[Opening Provided entries section]

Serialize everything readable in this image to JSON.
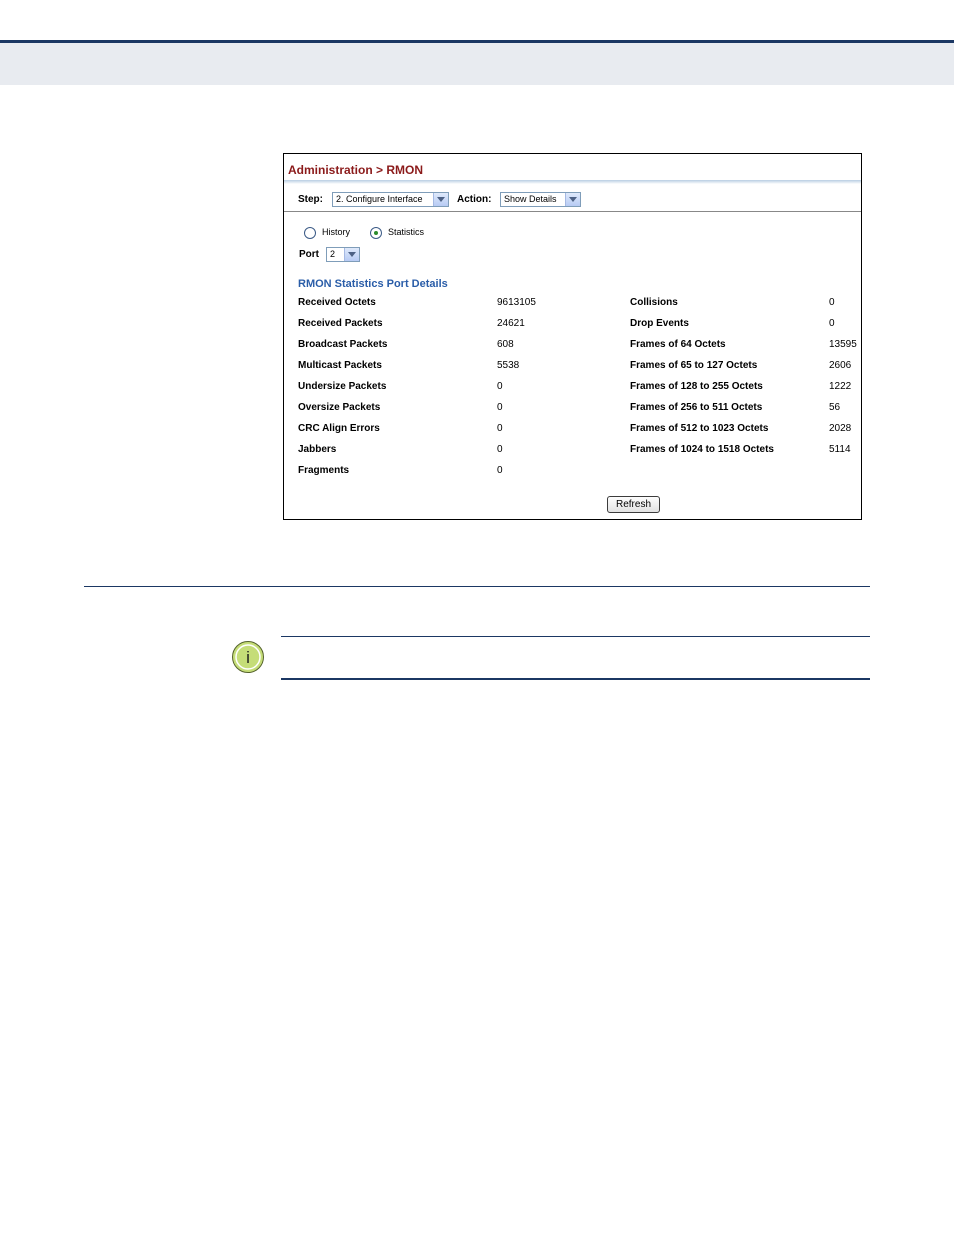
{
  "panel": {
    "breadcrumb": "Administration > RMON",
    "step_label": "Step:",
    "step_value": "2. Configure Interface",
    "action_label": "Action:",
    "action_value": "Show Details",
    "radio_history": "History",
    "radio_statistics": "Statistics",
    "selected_radio": "Statistics",
    "port_label": "Port",
    "port_value": "2",
    "section_title": "RMON Statistics Port Details",
    "left_stats": [
      {
        "name": "Received Octets",
        "value": "9613105"
      },
      {
        "name": "Received Packets",
        "value": "24621"
      },
      {
        "name": "Broadcast Packets",
        "value": "608"
      },
      {
        "name": "Multicast Packets",
        "value": "5538"
      },
      {
        "name": "Undersize Packets",
        "value": "0"
      },
      {
        "name": "Oversize Packets",
        "value": "0"
      },
      {
        "name": "CRC Align Errors",
        "value": "0"
      },
      {
        "name": "Jabbers",
        "value": "0"
      },
      {
        "name": "Fragments",
        "value": "0"
      }
    ],
    "right_stats": [
      {
        "name": "Collisions",
        "value": "0"
      },
      {
        "name": "Drop Events",
        "value": "0"
      },
      {
        "name": "Frames of 64 Octets",
        "value": "13595"
      },
      {
        "name": "Frames of 65 to 127 Octets",
        "value": "2606"
      },
      {
        "name": "Frames of 128 to 255 Octets",
        "value": "1222"
      },
      {
        "name": "Frames of 256 to 511 Octets",
        "value": "56"
      },
      {
        "name": "Frames of 512 to 1023 Octets",
        "value": "2028"
      },
      {
        "name": "Frames of 1024 to 1518 Octets",
        "value": "5114"
      }
    ],
    "refresh_label": "Refresh"
  },
  "note": {
    "icon": "info-icon",
    "icon_glyph": "i"
  }
}
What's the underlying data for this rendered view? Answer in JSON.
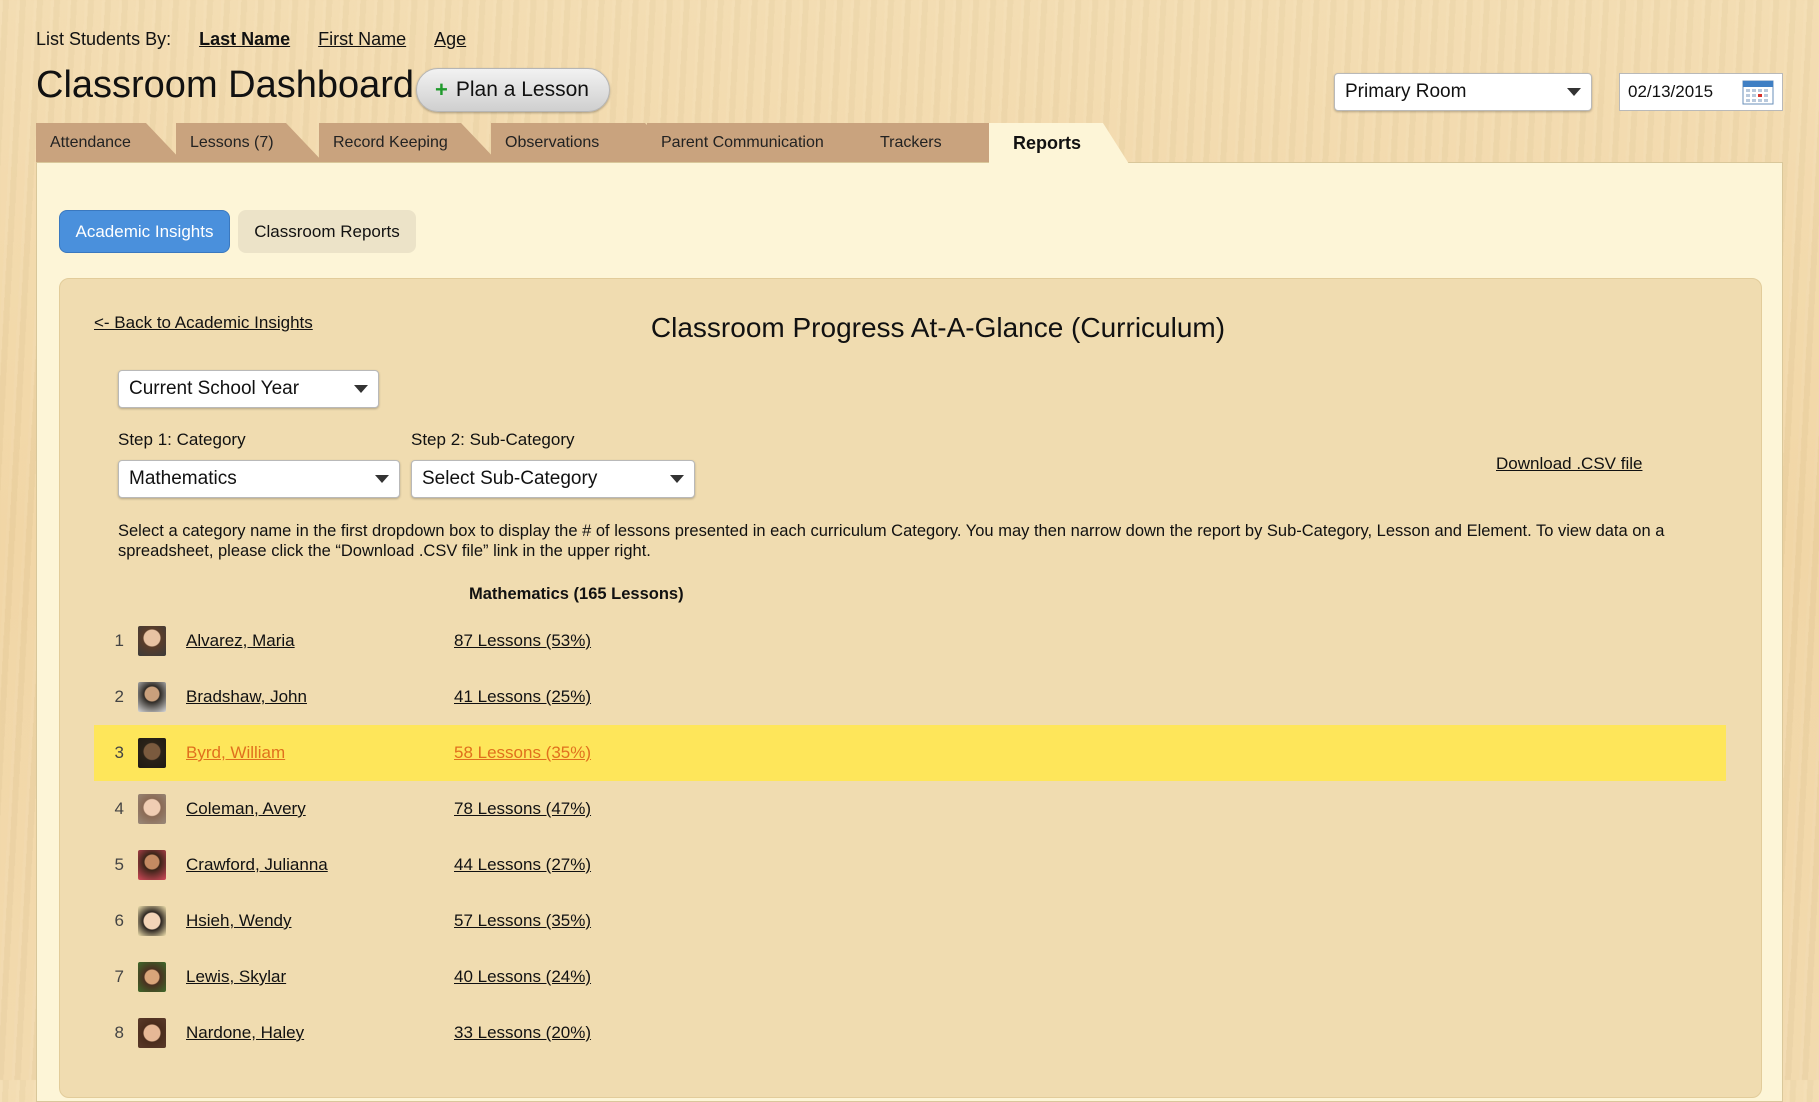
{
  "sort": {
    "label": "List Students By:",
    "options": [
      "Last Name",
      "First Name",
      "Age"
    ],
    "active": "Last Name"
  },
  "header": {
    "title": "Classroom Dashboard",
    "plan_button": "Plan a Lesson",
    "plan_icon": "+",
    "room": "Primary Room",
    "date": "02/13/2015"
  },
  "tabs": [
    {
      "label": "Attendance"
    },
    {
      "label": "Lessons (7)"
    },
    {
      "label": "Record Keeping"
    },
    {
      "label": "Observations"
    },
    {
      "label": "Parent Communication"
    },
    {
      "label": "Trackers"
    },
    {
      "label": "Reports"
    }
  ],
  "active_tab": "Reports",
  "subtabs": {
    "academic": "Academic Insights",
    "classroom": "Classroom Reports"
  },
  "report": {
    "back_link": "<- Back to Academic Insights",
    "title": "Classroom Progress At-A-Glance (Curriculum)",
    "year_select": "Current School Year",
    "step1_label": "Step 1: Category",
    "step2_label": "Step 2: Sub-Category",
    "category": "Mathematics",
    "subcategory": "Select Sub-Category",
    "csv_link": "Download .CSV file",
    "help_text": "Select a category name in the first dropdown box to display the # of lessons presented in each curriculum Category. You may then narrow down the report by Sub-Category, Lesson and Element. To view data on a spreadsheet, please click the “Download .CSV file” link in the upper right.",
    "column_header": "Mathematics (165 Lessons)"
  },
  "students": [
    {
      "num": "1",
      "name": "Alvarez, Maria",
      "lessons": "87 Lessons (53%)",
      "highlight": false
    },
    {
      "num": "2",
      "name": "Bradshaw, John",
      "lessons": "41 Lessons (25%)",
      "highlight": false
    },
    {
      "num": "3",
      "name": "Byrd, William",
      "lessons": "58 Lessons (35%)",
      "highlight": true
    },
    {
      "num": "4",
      "name": "Coleman, Avery",
      "lessons": "78 Lessons (47%)",
      "highlight": false
    },
    {
      "num": "5",
      "name": "Crawford, Julianna",
      "lessons": "44 Lessons (27%)",
      "highlight": false
    },
    {
      "num": "6",
      "name": "Hsieh, Wendy",
      "lessons": "57 Lessons (35%)",
      "highlight": false
    },
    {
      "num": "7",
      "name": "Lewis, Skylar",
      "lessons": "40 Lessons (24%)",
      "highlight": false
    },
    {
      "num": "8",
      "name": "Nardone, Haley",
      "lessons": "33 Lessons (20%)",
      "highlight": false
    }
  ],
  "colors": {
    "accent_blue": "#4a90dc",
    "highlight_row": "#fee65a",
    "highlight_text": "#e0701d",
    "tab_inactive": "#c9a37e",
    "panel_bg": "#fdf5d7"
  }
}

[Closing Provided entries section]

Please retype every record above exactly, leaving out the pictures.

# Output for this task
Serialize everything readable in this image to JSON.
{
  "panel": {
    "breadcrumb": "Administration > RMON",
    "step_label": "Step:",
    "step_value": "2. Configure Interface",
    "action_label": "Action:",
    "action_value": "Show Details",
    "radio_history": "History",
    "radio_statistics": "Statistics",
    "selected_radio": "Statistics",
    "port_label": "Port",
    "port_value": "2",
    "section_title": "RMON Statistics Port Details",
    "left_stats": [
      {
        "name": "Received Octets",
        "value": "9613105"
      },
      {
        "name": "Received Packets",
        "value": "24621"
      },
      {
        "name": "Broadcast Packets",
        "value": "608"
      },
      {
        "name": "Multicast Packets",
        "value": "5538"
      },
      {
        "name": "Undersize Packets",
        "value": "0"
      },
      {
        "name": "Oversize Packets",
        "value": "0"
      },
      {
        "name": "CRC Align Errors",
        "value": "0"
      },
      {
        "name": "Jabbers",
        "value": "0"
      },
      {
        "name": "Fragments",
        "value": "0"
      }
    ],
    "right_stats": [
      {
        "name": "Collisions",
        "value": "0"
      },
      {
        "name": "Drop Events",
        "value": "0"
      },
      {
        "name": "Frames of 64 Octets",
        "value": "13595"
      },
      {
        "name": "Frames of 65 to 127 Octets",
        "value": "2606"
      },
      {
        "name": "Frames of 128 to 255 Octets",
        "value": "1222"
      },
      {
        "name": "Frames of 256 to 511 Octets",
        "value": "56"
      },
      {
        "name": "Frames of 512 to 1023 Octets",
        "value": "2028"
      },
      {
        "name": "Frames of 1024 to 1518 Octets",
        "value": "5114"
      }
    ],
    "refresh_label": "Refresh"
  },
  "note": {
    "icon": "info-icon",
    "icon_glyph": "i"
  }
}
What's the underlying data for this rendered view? Answer in JSON.
{
  "sort": {
    "label": "List Students By:",
    "options": [
      "Last Name",
      "First Name",
      "Age"
    ],
    "active": "Last Name"
  },
  "header": {
    "title": "Classroom Dashboard",
    "plan_button": "Plan a Lesson",
    "plan_icon": "+",
    "room": "Primary Room",
    "date": "02/13/2015"
  },
  "tabs": [
    {
      "label": "Attendance"
    },
    {
      "label": "Lessons (7)"
    },
    {
      "label": "Record Keeping"
    },
    {
      "label": "Observations"
    },
    {
      "label": "Parent Communication"
    },
    {
      "label": "Trackers"
    },
    {
      "label": "Reports"
    }
  ],
  "active_tab": "Reports",
  "subtabs": {
    "academic": "Academic Insights",
    "classroom": "Classroom Reports"
  },
  "report": {
    "back_link": "<- Back to Academic Insights",
    "title": "Classroom Progress At-A-Glance (Curriculum)",
    "year_select": "Current School Year",
    "step1_label": "Step 1: Category",
    "step2_label": "Step 2: Sub-Category",
    "category": "Mathematics",
    "subcategory": "Select Sub-Category",
    "csv_link": "Download .CSV file",
    "help_text": "Select a category name in the first dropdown box to display the # of lessons presented in each curriculum Category. You may then narrow down the report by Sub-Category, Lesson and Element. To view data on a spreadsheet, please click the “Download .CSV file” link in the upper right.",
    "column_header": "Mathematics (165 Lessons)"
  },
  "students": [
    {
      "num": "1",
      "name": "Alvarez, Maria",
      "lessons": "87 Lessons (53%)",
      "highlight": false
    },
    {
      "num": "2",
      "name": "Bradshaw, John",
      "lessons": "41 Lessons (25%)",
      "highlight": false
    },
    {
      "num": "3",
      "name": "Byrd, William",
      "lessons": "58 Lessons (35%)",
      "highlight": true
    },
    {
      "num": "4",
      "name": "Coleman, Avery",
      "lessons": "78 Lessons (47%)",
      "highlight": false
    },
    {
      "num": "5",
      "name": "Crawford, Julianna",
      "lessons": "44 Lessons (27%)",
      "highlight": false
    },
    {
      "num": "6",
      "name": "Hsieh, Wendy",
      "lessons": "57 Lessons (35%)",
      "highlight": false
    },
    {
      "num": "7",
      "name": "Lewis, Skylar",
      "lessons": "40 Lessons (24%)",
      "highlight": false
    },
    {
      "num": "8",
      "name": "Nardone, Haley",
      "lessons": "33 Lessons (20%)",
      "highlight": false
    }
  ],
  "colors": {
    "accent_blue": "#4a90dc",
    "highlight_row": "#fee65a",
    "highlight_text": "#e0701d",
    "tab_inactive": "#c9a37e",
    "panel_bg": "#fdf5d7"
  }
}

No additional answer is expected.